Your task is to copy every line below that contains the word "Signatory".

*** Opening of Data section ***

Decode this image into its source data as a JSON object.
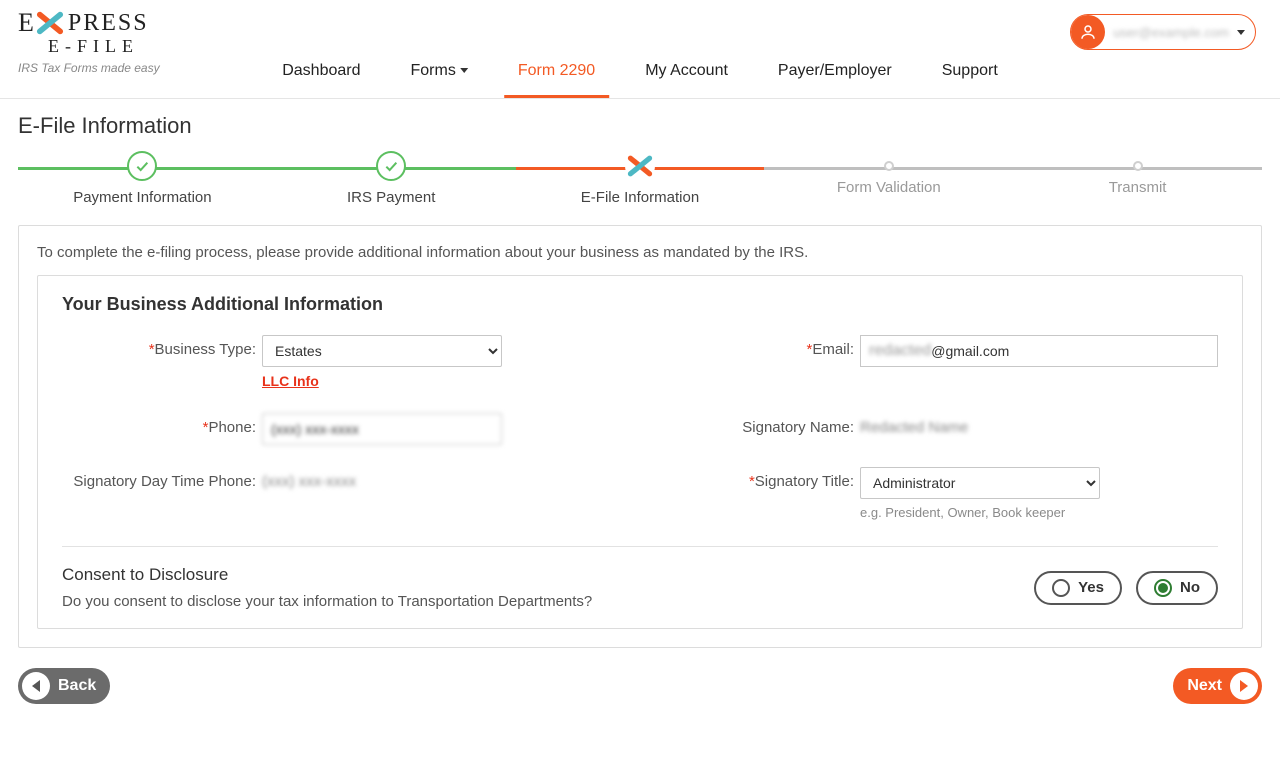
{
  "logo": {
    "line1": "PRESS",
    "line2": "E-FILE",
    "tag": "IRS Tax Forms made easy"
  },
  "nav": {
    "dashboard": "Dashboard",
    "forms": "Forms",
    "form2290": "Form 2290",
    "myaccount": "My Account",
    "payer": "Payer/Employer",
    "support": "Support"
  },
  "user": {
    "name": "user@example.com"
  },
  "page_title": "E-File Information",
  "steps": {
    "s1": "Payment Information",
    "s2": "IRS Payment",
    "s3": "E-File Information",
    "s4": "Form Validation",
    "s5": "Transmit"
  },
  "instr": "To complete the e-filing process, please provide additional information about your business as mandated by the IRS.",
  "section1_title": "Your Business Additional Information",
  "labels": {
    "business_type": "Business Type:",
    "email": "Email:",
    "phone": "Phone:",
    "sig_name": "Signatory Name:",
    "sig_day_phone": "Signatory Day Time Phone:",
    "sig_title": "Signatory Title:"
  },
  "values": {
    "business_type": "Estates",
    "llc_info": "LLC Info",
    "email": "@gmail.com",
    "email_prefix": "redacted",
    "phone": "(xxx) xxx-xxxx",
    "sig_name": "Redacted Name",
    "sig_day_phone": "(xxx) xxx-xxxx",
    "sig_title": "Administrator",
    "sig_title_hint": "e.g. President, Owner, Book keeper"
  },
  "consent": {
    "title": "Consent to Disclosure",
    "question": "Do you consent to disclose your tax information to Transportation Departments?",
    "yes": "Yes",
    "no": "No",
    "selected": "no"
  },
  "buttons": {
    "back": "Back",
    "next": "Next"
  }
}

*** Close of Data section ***

◆ Exercise answer
    "sig_name": "Signatory Name:",
    "sig_day_phone": "Signatory Day Time Phone:",
    "sig_title": "Signatory Title:"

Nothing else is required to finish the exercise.